Task brief: Please reproduce the full listing exactly, with nothing added.

Record set:
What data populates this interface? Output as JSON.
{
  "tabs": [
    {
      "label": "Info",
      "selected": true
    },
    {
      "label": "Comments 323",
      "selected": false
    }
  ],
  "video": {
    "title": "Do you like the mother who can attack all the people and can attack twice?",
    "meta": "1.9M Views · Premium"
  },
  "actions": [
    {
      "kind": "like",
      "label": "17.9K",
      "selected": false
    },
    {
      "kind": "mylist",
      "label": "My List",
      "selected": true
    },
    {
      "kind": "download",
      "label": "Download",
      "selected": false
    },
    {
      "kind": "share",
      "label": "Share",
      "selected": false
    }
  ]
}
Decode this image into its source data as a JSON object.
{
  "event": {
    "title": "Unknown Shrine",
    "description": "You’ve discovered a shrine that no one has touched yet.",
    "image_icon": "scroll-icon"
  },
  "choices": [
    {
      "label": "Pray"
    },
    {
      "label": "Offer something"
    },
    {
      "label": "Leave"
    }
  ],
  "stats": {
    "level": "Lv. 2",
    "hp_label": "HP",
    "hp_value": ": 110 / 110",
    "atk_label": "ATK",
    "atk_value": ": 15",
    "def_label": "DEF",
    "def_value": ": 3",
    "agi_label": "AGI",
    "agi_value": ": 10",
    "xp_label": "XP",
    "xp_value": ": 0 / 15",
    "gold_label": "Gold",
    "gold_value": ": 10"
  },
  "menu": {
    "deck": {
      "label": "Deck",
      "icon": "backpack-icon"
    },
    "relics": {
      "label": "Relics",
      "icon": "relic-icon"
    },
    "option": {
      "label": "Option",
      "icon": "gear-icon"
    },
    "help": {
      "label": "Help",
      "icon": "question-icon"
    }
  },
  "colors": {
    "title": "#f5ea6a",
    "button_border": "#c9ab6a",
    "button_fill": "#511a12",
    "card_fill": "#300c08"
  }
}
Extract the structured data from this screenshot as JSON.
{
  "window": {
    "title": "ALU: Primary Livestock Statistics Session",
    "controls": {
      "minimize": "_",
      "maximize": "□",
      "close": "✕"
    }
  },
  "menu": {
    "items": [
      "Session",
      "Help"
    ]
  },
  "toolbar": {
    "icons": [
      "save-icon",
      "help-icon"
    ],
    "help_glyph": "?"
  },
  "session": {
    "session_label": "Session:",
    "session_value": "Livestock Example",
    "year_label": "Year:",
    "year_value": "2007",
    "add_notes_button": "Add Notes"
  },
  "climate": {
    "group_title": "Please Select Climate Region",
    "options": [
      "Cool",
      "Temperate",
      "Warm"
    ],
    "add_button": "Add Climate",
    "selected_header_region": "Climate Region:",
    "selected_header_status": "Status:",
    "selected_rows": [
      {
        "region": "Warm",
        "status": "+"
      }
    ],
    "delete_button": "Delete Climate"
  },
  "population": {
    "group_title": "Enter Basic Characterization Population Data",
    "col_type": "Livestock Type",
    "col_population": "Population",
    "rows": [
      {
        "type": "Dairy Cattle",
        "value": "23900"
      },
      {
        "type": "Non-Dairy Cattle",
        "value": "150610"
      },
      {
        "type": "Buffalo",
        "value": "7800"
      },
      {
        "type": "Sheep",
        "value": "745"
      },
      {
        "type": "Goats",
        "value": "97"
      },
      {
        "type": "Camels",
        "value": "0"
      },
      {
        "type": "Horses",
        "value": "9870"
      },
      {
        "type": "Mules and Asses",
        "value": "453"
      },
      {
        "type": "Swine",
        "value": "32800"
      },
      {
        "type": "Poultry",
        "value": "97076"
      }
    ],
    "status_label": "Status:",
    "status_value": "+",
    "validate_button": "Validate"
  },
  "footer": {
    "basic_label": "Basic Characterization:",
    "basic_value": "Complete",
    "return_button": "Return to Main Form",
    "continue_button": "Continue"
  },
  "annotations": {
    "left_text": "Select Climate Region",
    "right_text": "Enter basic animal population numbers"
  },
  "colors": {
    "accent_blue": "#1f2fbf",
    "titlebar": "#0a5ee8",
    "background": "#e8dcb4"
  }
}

Solved exercise:
What data populates this interface? Output as JSON.
{
  "tabs": [
    {
      "label": "Info",
      "selected": true
    },
    {
      "label": "Comments 323",
      "selected": false
    }
  ],
  "video": {
    "title": "Do you like the mother who can attack all the people and can attack twice?",
    "meta": "1.9M Views · Premium"
  },
  "actions": [
    {
      "kind": "like",
      "label": "17.9K",
      "selected": false
    },
    {
      "kind": "mylist",
      "label": "My List",
      "selected": true
    },
    {
      "kind": "download",
      "label": "Download",
      "selected": false
    },
    {
      "kind": "share",
      "label": "Share",
      "selected": false
    }
  ]
}
Decode this image into its source data as a JSON object.
{
  "event": {
    "title": "Unknown Shrine",
    "description": "You’ve discovered a shrine that no one has touched yet.",
    "image_icon": "scroll-icon"
  },
  "choices": [
    {
      "label": "Pray"
    },
    {
      "label": "Offer something"
    },
    {
      "label": "Leave"
    }
  ],
  "stats": {
    "level": "Lv. 2",
    "hp_label": "HP",
    "hp_value": ": 110 / 110",
    "atk_label": "ATK",
    "atk_value": ": 15",
    "def_label": "DEF",
    "def_value": ": 3",
    "agi_label": "AGI",
    "agi_value": ": 10",
    "xp_label": "XP",
    "xp_value": ": 0 / 15",
    "gold_label": "Gold",
    "gold_value": ": 10"
  },
  "menu": {
    "deck": {
      "label": "Deck",
      "icon": "backpack-icon"
    },
    "relics": {
      "label": "Relics",
      "icon": "relic-icon"
    },
    "option": {
      "label": "Option",
      "icon": "gear-icon"
    },
    "help": {
      "label": "Help",
      "icon": "question-icon"
    }
  },
  "colors": {
    "title": "#f5ea6a",
    "button_border": "#c9ab6a",
    "button_fill": "#511a12",
    "card_fill": "#300c08"
  }
}
Extract the structured data from this screenshot as JSON.
{
  "window": {
    "title": "ALU: Primary Livestock Statistics Session",
    "controls": {
      "minimize": "_",
      "maximize": "□",
      "close": "✕"
    }
  },
  "menu": {
    "items": [
      "Session",
      "Help"
    ]
  },
  "toolbar": {
    "icons": [
      "save-icon",
      "help-icon"
    ],
    "help_glyph": "?"
  },
  "session": {
    "session_label": "Session:",
    "session_value": "Livestock Example",
    "year_label": "Year:",
    "year_value": "2007",
    "add_notes_button": "Add Notes"
  },
  "climate": {
    "group_title": "Please Select Climate Region",
    "options": [
      "Cool",
      "Temperate",
      "Warm"
    ],
    "add_button": "Add Climate",
    "selected_header_region": "Climate Region:",
    "selected_header_status": "Status:",
    "selected_rows": [
      {
        "region": "Warm",
        "status": "+"
      }
    ],
    "delete_button": "Delete Climate"
  },
  "population": {
    "group_title": "Enter Basic Characterization Population Data",
    "col_type": "Livestock Type",
    "col_population": "Population",
    "rows": [
      {
        "type": "Dairy Cattle",
        "value": "23900"
      },
      {
        "type": "Non-Dairy Cattle",
        "value": "150610"
      },
      {
        "type": "Buffalo",
        "value": "7800"
      },
      {
        "type": "Sheep",
        "value": "745"
      },
      {
        "type": "Goats",
        "value": "97"
      },
      {
        "type": "Camels",
        "value": "0"
      },
      {
        "type": "Horses",
        "value": "9870"
      },
      {
        "type": "Mules and Asses",
        "value": "453"
      },
      {
        "type": "Swine",
        "value": "32800"
      },
      {
        "type": "Poultry",
        "value": "97076"
      }
    ],
    "status_label": "Status:",
    "status_value": "+",
    "validate_button": "Validate"
  },
  "footer": {
    "basic_label": "Basic Characterization:",
    "basic_value": "Complete",
    "return_button": "Return to Main Form",
    "continue_button": "Continue"
  },
  "annotations": {
    "left_text": "Select Climate Region",
    "right_text": "Enter basic animal population numbers"
  },
  "colors": {
    "accent_blue": "#1f2fbf",
    "titlebar": "#0a5ee8",
    "background": "#e8dcb4"
  }
}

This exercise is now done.